This revelation -- which happened because a recording of the meeting was sent to the website Chalkbeat -- is big.
Michael Mulgrew not only sneered at "reformers," he admitted that union negotiations on teacher evaluations were aimed to "gum up the works -- because we knew what the lawyers were trying to do."
We know, too. The lawyers were trying to enhance a process that over the years has been notoriously lax.
Mulgrew's revelation is big news not only to those who are following New York City's fight with its teachers. It came just after Gov. Andrew M. Cuomo met with leaders of Long Island's teachers unions, and also with Karen Magee, the new president of the New York State United Teachers union.
She won with UFT backing, an unusual move for the city faction, and a platform that took a very aggressive stance against teacher evaluations. The governor said in a statement that he told the union leaders he wants to work with them before the legislative session ends in June to amend the controversial 2012 law requiring that the results of standardized testing account for 20 percent of a teacher's evaluation.

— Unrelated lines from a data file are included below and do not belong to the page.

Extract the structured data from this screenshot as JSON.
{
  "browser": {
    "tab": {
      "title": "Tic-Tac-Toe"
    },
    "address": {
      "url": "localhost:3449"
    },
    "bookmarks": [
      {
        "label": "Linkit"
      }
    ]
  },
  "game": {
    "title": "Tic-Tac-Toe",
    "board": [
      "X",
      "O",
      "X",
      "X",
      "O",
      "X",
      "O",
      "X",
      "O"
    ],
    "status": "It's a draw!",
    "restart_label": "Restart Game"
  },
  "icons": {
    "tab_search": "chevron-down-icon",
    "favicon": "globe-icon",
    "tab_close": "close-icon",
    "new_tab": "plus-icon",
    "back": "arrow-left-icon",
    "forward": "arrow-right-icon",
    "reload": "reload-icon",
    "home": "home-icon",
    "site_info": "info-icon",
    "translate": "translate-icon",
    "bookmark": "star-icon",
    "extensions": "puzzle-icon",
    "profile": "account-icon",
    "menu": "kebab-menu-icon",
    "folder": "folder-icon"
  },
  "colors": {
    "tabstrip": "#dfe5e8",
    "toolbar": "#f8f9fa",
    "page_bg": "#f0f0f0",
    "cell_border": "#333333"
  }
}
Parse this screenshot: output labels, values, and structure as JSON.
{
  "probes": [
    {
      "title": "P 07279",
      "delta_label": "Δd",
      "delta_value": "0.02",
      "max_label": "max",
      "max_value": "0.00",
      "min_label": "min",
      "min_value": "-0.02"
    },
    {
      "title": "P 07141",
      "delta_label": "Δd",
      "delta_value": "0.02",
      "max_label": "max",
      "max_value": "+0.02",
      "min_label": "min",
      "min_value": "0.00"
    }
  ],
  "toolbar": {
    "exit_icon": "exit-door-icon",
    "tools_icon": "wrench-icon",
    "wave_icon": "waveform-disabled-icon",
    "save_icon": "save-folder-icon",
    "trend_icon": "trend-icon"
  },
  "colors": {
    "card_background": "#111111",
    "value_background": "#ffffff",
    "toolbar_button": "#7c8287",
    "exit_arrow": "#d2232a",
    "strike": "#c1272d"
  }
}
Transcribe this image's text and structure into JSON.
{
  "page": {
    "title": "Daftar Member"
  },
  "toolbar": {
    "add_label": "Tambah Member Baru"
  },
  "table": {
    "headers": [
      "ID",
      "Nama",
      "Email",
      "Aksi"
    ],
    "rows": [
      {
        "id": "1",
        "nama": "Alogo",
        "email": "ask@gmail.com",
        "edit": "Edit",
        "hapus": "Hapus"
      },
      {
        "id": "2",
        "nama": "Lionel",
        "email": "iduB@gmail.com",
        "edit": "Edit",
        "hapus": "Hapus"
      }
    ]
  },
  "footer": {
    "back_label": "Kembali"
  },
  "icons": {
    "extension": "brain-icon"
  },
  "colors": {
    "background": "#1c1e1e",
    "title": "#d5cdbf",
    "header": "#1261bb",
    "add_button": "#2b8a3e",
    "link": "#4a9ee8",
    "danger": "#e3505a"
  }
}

Cuomo, under intense pressure from unions in an election year -- his visit to Long Island two weeks ago was protested by throngs of angry teachers -- might delay tying the student test results to evaluations because of flaws in the rollout of new school curricula based on Common Core standards.
Teacher evaluations need to be fair and a meaningful measure of effectiveness. But in no way should Cuomo let teachers unions "gum up the works."